## Task goal
Among the entries that follow, find every line with the word "color" and copy it.

******

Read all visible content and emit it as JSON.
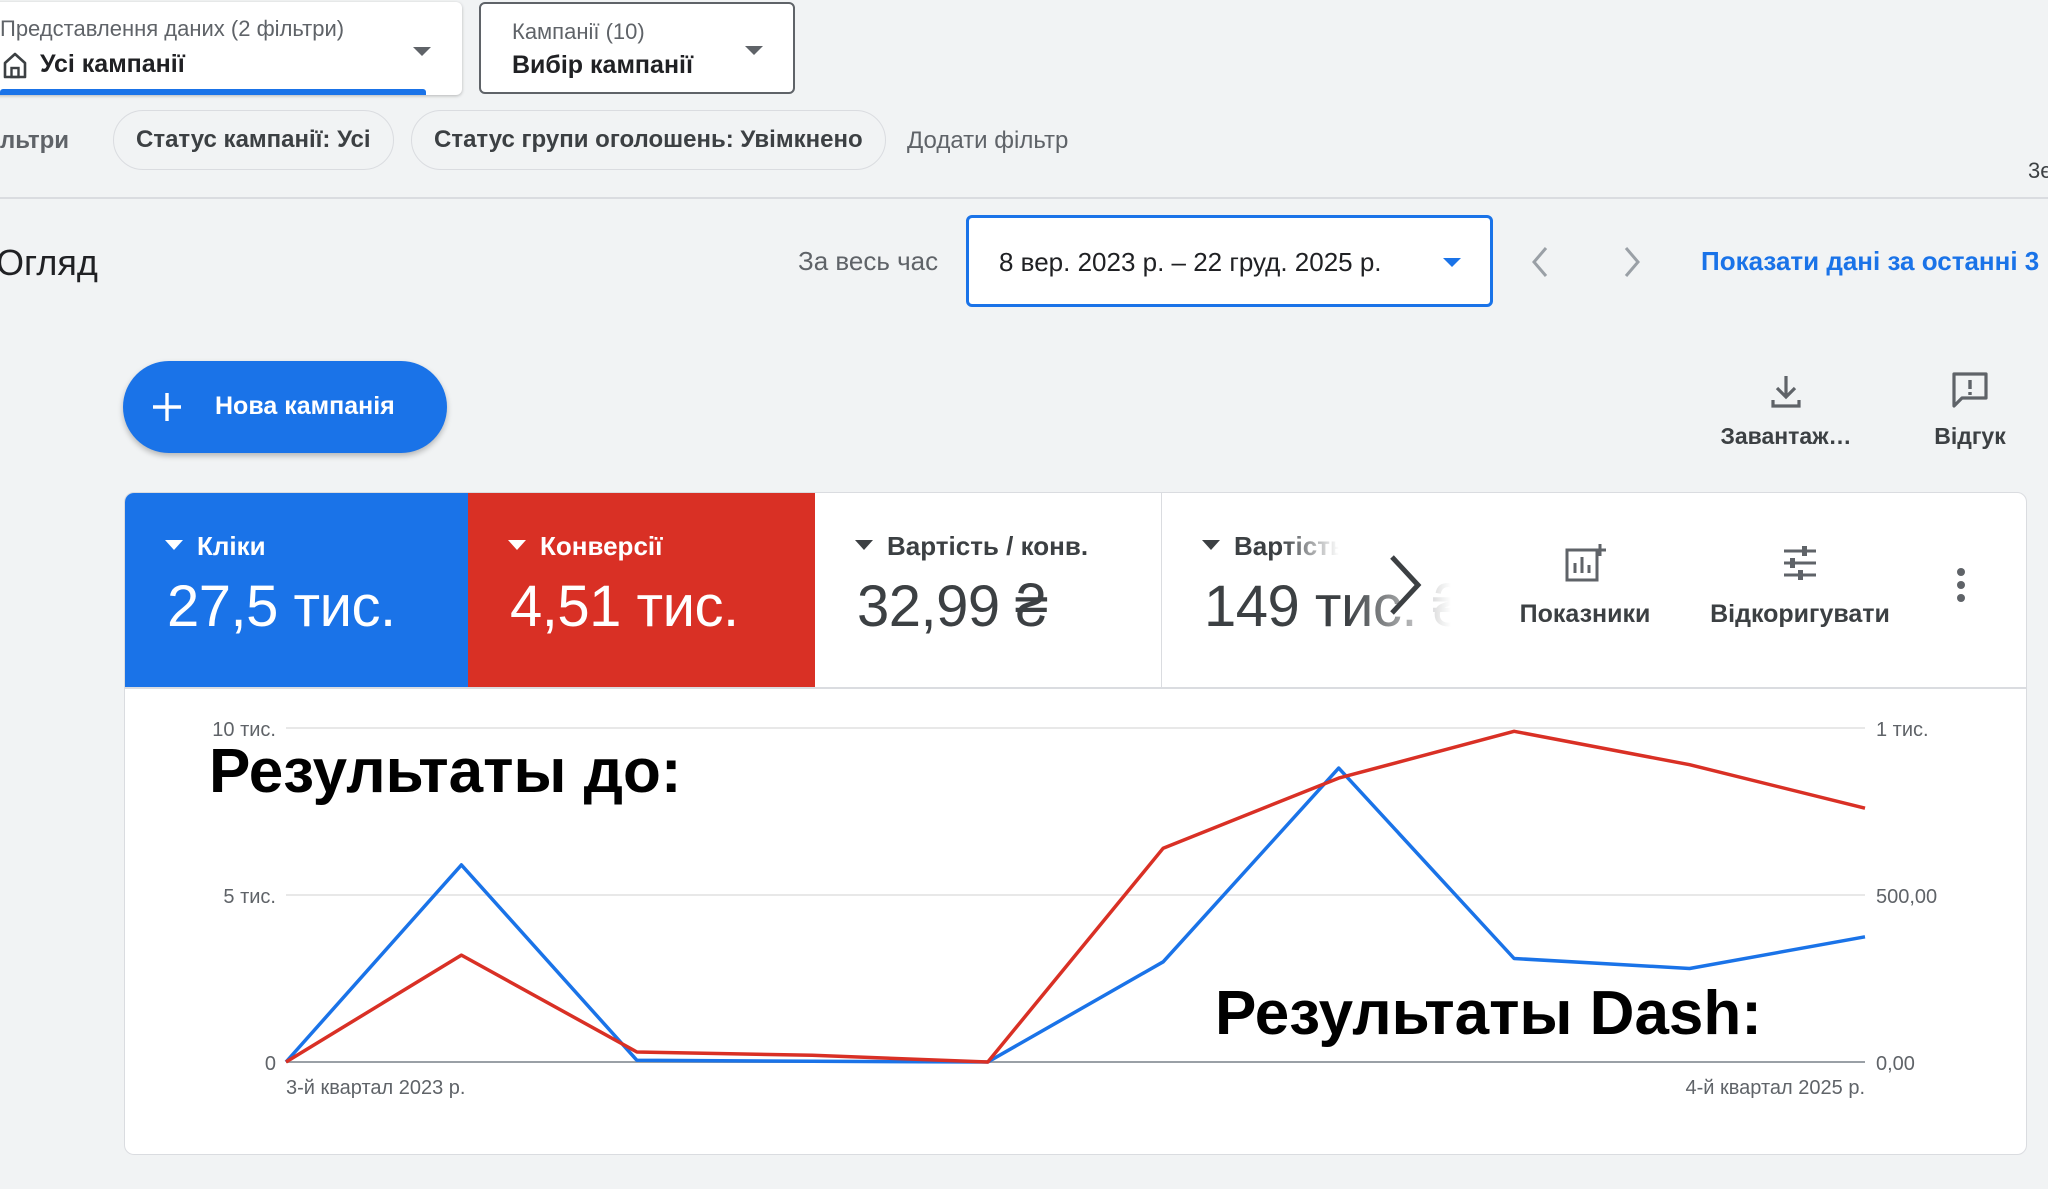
{
  "view_selector": {
    "caption": "Представлення даних (2 фільтри)",
    "value": "Усі кампанії",
    "icon": "home-icon"
  },
  "campaign_selector": {
    "caption": "Кампанії (10)",
    "value": "Вибір кампанії"
  },
  "filters": {
    "label": "льтри",
    "chips": [
      "Статус кампанії: Усі",
      "Статус групи оголошень: Увімкнено"
    ],
    "add_filter": "Додати фільтр",
    "edge_fragment": "3є"
  },
  "overview": {
    "title": "Огляд",
    "date_preset": "За весь час",
    "date_range": "8 вер. 2023 р. – 22 груд. 2025 р.",
    "show_recent_link": "Показати дані за останні 3"
  },
  "actions": {
    "new_campaign": "Нова кампанія",
    "download": "Завантаж…",
    "feedback": "Відгук"
  },
  "metrics": {
    "tiles": [
      {
        "label": "Кліки",
        "value": "27,5 тис.",
        "color": "#1a73e8"
      },
      {
        "label": "Конверсії",
        "value": "4,51 тис.",
        "color": "#d93025"
      },
      {
        "label": "Вартість / конв.",
        "value": "32,99 ₴"
      },
      {
        "label": "Вартість",
        "value": "149 тис. ₴"
      }
    ],
    "more_metrics": "Показники",
    "adjust": "Відкоригувати"
  },
  "chart_data": {
    "type": "line",
    "x_labels": [
      "3-й квартал 2023 р.",
      "4-й квартал 2025 р."
    ],
    "left_axis": {
      "ticks": [
        "10 тис.",
        "5 тис.",
        "0"
      ],
      "ylim": [
        0,
        10000
      ]
    },
    "right_axis": {
      "ticks": [
        "1 тис.",
        "500,00",
        "0,00"
      ],
      "ylim": [
        0,
        1000
      ]
    },
    "series": [
      {
        "color": "#1a73e8",
        "axis": "left",
        "values": [
          0,
          5900,
          50,
          20,
          0,
          3000,
          8800,
          3100,
          2800,
          3750
        ]
      },
      {
        "color": "#d93025",
        "axis": "right",
        "values": [
          0,
          320,
          30,
          20,
          0,
          640,
          850,
          990,
          890,
          760
        ]
      }
    ],
    "grid": true
  },
  "annotations": {
    "before": "Результаты до:",
    "after": "Результаты Dash:"
  }
}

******

## Result for this exercise
        "color": "#1a73e8"
        "color": "#d93025"
        "color": "#1a73e8",
        "color": "#d93025",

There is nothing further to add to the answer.